▶ **Task details**
The string "Photoshop" appears in some lines of the entries that follow; copy each such line.
----- Entries provided -----
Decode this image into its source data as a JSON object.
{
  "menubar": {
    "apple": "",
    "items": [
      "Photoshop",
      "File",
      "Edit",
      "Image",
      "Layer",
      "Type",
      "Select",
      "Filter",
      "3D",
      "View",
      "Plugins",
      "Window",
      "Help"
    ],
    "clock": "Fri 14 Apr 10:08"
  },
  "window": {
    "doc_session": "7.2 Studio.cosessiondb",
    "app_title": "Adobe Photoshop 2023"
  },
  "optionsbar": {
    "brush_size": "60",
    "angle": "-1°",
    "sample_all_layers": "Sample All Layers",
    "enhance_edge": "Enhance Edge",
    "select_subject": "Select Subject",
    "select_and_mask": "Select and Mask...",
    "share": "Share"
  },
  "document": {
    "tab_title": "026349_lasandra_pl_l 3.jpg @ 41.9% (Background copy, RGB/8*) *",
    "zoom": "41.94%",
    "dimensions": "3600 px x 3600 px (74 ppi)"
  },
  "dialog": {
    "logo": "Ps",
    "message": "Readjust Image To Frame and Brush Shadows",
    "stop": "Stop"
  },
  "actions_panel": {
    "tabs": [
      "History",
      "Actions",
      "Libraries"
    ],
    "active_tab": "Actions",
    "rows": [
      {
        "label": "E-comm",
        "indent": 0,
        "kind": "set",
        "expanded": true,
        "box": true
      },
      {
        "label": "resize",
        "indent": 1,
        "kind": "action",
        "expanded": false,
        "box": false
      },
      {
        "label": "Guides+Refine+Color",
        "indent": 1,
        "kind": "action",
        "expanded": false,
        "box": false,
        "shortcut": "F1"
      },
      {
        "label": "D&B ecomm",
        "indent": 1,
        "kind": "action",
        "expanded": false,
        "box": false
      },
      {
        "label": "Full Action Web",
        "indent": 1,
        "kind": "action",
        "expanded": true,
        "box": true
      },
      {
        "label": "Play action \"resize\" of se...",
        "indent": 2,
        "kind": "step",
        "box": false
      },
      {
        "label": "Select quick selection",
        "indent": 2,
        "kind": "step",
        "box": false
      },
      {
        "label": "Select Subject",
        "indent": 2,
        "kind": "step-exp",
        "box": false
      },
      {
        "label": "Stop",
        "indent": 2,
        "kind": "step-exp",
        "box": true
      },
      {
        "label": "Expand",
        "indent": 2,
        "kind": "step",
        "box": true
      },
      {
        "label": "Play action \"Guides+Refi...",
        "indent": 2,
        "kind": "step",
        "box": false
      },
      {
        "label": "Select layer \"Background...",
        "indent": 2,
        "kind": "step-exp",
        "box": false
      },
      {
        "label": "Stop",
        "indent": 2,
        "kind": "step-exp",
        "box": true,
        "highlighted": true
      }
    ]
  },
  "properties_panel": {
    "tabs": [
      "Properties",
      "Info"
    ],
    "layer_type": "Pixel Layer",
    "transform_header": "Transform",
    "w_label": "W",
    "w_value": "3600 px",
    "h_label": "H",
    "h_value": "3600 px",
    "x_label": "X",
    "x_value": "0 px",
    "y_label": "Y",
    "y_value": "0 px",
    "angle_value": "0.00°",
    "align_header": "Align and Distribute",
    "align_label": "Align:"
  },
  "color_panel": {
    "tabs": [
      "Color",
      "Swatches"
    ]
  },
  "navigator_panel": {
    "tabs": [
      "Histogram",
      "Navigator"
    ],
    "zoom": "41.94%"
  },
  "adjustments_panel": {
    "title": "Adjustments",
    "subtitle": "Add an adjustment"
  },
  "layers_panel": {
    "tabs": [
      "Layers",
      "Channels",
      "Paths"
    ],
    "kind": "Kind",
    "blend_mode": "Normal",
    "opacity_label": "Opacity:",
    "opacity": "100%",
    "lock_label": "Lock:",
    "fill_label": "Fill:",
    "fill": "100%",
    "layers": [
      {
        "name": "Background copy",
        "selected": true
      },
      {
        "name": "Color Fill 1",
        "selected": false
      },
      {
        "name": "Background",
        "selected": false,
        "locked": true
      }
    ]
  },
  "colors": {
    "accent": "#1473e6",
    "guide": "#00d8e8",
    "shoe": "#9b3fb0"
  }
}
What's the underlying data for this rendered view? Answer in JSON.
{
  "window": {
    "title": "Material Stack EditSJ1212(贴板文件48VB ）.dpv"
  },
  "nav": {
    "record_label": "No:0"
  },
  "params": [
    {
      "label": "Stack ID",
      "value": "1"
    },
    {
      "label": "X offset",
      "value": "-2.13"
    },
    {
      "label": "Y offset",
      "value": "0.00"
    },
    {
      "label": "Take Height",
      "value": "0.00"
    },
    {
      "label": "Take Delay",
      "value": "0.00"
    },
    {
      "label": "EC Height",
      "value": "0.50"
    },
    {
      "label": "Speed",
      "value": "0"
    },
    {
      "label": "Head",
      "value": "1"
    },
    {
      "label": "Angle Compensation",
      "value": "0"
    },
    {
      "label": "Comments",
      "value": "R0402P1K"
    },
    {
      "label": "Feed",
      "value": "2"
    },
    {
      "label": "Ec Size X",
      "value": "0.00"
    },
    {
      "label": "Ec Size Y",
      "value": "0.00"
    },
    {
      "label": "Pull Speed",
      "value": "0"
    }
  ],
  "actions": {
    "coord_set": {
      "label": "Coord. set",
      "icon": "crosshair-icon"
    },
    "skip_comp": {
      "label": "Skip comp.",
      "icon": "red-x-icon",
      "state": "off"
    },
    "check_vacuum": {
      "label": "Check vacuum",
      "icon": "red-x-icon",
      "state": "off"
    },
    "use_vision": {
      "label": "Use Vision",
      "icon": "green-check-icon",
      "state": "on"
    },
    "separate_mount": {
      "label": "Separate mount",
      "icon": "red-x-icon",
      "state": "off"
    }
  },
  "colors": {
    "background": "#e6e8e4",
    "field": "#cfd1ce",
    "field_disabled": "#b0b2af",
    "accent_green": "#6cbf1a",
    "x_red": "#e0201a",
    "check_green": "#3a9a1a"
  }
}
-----
▶ **Answer to this task**
      "Photoshop",
    "app_title": "Adobe Photoshop 2023"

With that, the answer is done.